The area of focus for this model runs along the Bow Valley from Castle Junction to the Kananaskis River, in keeping with the Bow Valley Human-Wildlife Coexistence Roundtable.

What is the cumulative effects approach?

Cumulative effects are the impact diverse activities have on a specific area over time. These activities range from recreation, to residential and industrial development, and the building or increasing use of roads or railways.

Rather than attempting to look at the impact of a single decision on a very localized area, a cumulative effects approach attempts to understand the ways that many different decisions together impact the broader landscape and how it functions.

Since the 1970s, the Town of Canmore’s human footprint has grown more than five times. Yet, the busy, developed landscape of the Bow Valley is one of the few in the world that people and grizzly bears still share.

With many pressures on this rather narrow valley, every planning decision must be made with an understanding of overall cumulative effects. Otherwise, we risk losing a significant part of what makes this area so special in the first place: the wild animals that have always been here.

Least Cost Paths, or LCPs, are routes that offer the easiest way from point A to point B for the species being considered. This study considers LCPs for grizzly bears. This map shows which paths grizzly preferred historically, and the paths they will likely choose in the future with increasing human activity in the Bow Valley.

What impact do today’s decisions have on people and wildlife in the future?

The ALCES Online model was used to simulate the cumulative effects of land use on grizzly bears’ preferred movement paths. This type of modeling is a knowledge-building exercise, producing data to inform planning processes and enhance decision-makers’ ability to achieve their long-term goals.

It’s about understanding, as best we can, the impacts our decisions today could have on people and wildlife in the future.

The analysis explores changes in land use footprints (such as roads, trails and buildings) and human activity since European colonization but especially since 1970. It also explores present-day and potential future land use scenarios associated with expected growth in human population and visitation.
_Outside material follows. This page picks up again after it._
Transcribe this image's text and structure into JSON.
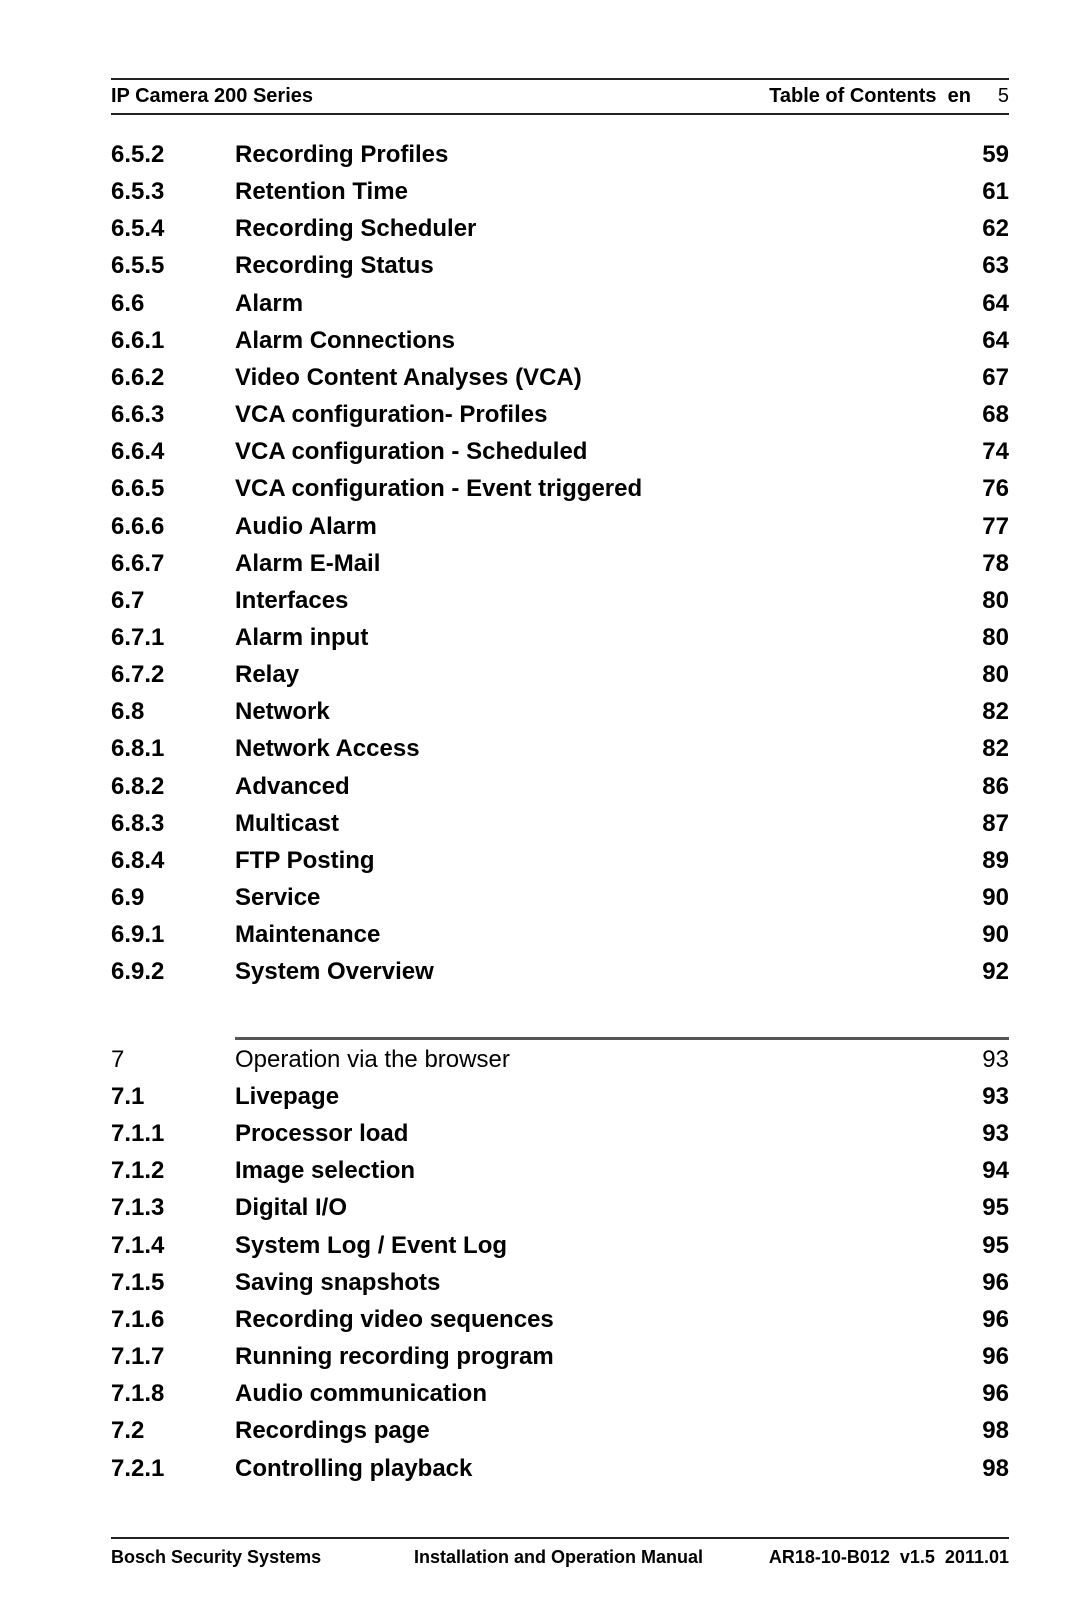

A look at the results

Results of our cumulative effects modeling show that human activity has impacted grizzly bear movement, but also show that the right decisions can make a positive impact:

  • Development and recreation have already significantly changed likely grizzly bear movement paths in the Bow Valley, forcing the bears onto steeper, less desirable terrain.
  • Projected growth in population and visitation in the Bow Valley would considerably increase the risk of dangerous encounters between people and grizzly bears.
  • Management strategies have the potential to considerably reduce the growing risk of encounters between people and grizzly bears in the Bow Valley, matters of particular concern around Canmore.
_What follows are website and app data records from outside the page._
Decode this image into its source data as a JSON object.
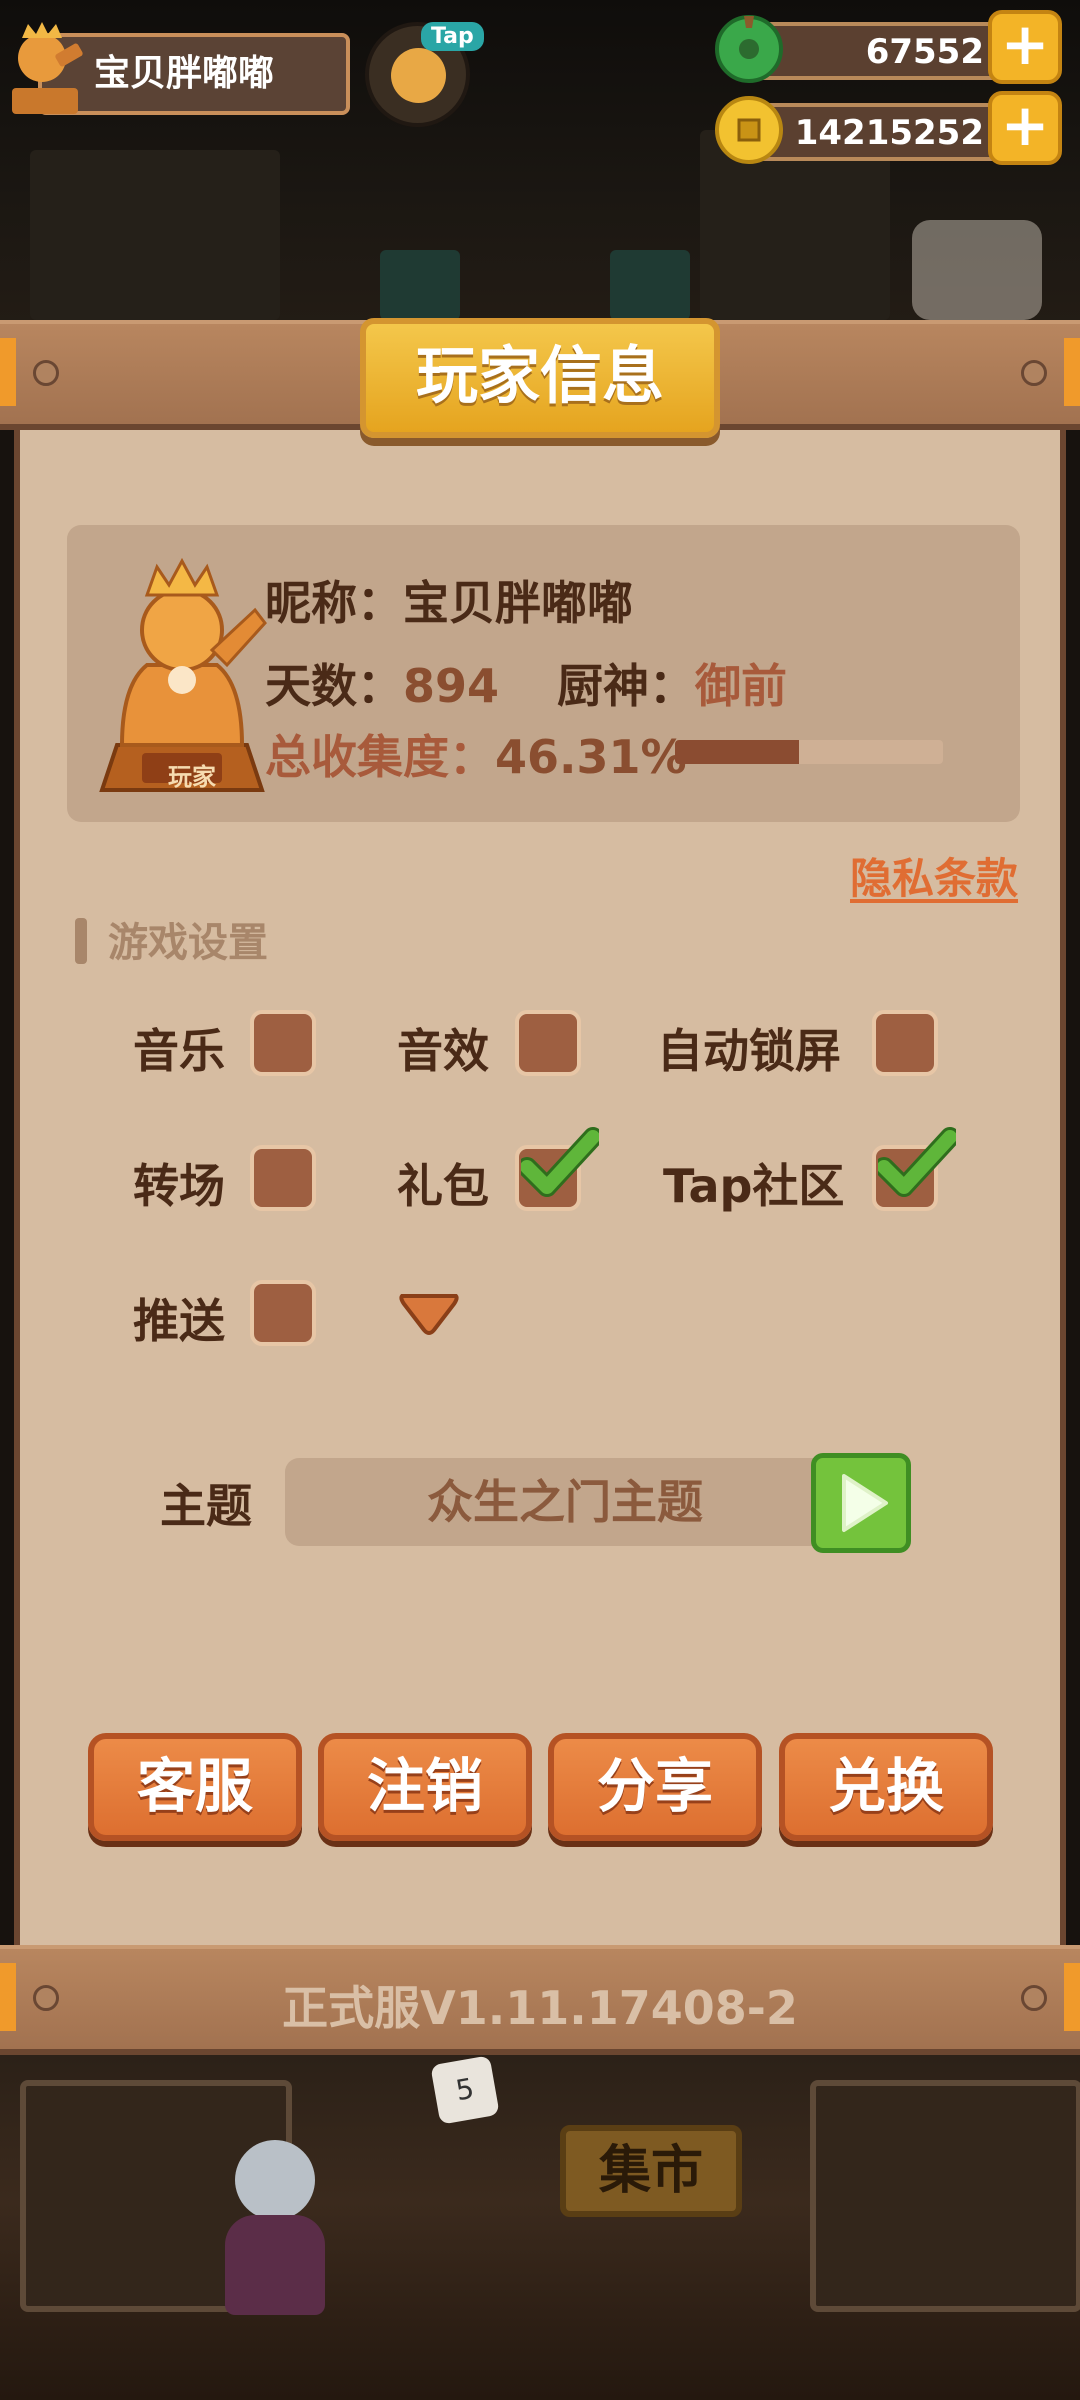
{
  "hud": {
    "player_name": "宝贝胖嘟嘟",
    "tap_badge": "Tap",
    "jade_amount": "67552",
    "coin_amount": "14215252",
    "plus_symbol": "+"
  },
  "dialog": {
    "title": "玩家信息",
    "info": {
      "nickname_label": "昵称：",
      "nickname": "宝贝胖嘟嘟",
      "days_label": "天数：",
      "days": "894",
      "chef_label": "厨神：",
      "chef": "御前",
      "collection_label": "总收集度：",
      "collection": "46.31%",
      "collection_fraction": 0.4631,
      "statue_plaque": "玩家"
    },
    "privacy_link": "隐私条款",
    "settings_title": "游戏设置",
    "options": [
      {
        "label": "音乐",
        "checked": false
      },
      {
        "label": "音效",
        "checked": false
      },
      {
        "label": "自动锁屏",
        "checked": false
      },
      {
        "label": "转场",
        "checked": false
      },
      {
        "label": "礼包",
        "checked": true
      },
      {
        "label": "Tap社区",
        "checked": true
      },
      {
        "label": "推送",
        "checked": false
      }
    ],
    "theme_label": "主题",
    "theme_value": "众生之门主题",
    "buttons": [
      "客服",
      "注销",
      "分享",
      "兑换"
    ],
    "version": "正式服V1.11.17408-2"
  },
  "scene": {
    "market_sign": "集市",
    "bubble_number": "5"
  },
  "colors": {
    "panel_bg": "#d6bca1",
    "accent_orange": "#e06d33",
    "title_gold": "#f3b427",
    "check_green": "#5fb63a"
  }
}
A decline in conflict with people means better opportunities for grizzly bears to move as they need in order to sustain healthy bear populations in the long term, as well as a safer experience for those recreating in these shared landscapes.

The human-wildlife risk index identifies areas with both high grizzly bear connectivity and high recreational activity as presenting high risk of interaction between grizzly bears and humans. This map shows the risk at the end of our cumulative effects modeling simulation (in the year 2050) under a business-as-usual scenario. Red, orange, yellow, and green indicate high, moderate, low, and very low risk, respectively.

How you can help

Write your elected official to ask for dedicated funds for improved management of trail systems in the Bow Valley, including trail planning and reclamation, signage, education, and enforcement. Use this tool to search for your MLA.

Who are we working with?

  • ALCES Group
  • Bow Valley Cumulative Effects Advisory Group with representatives from Town of Canmore, Town of Banff, and Alberta Parks

This initiative was made possible in part through grants from the Alpine Club of Canada’s Environment Fund, Banff Canmore Community Foundation, and Alberta Ecotrust.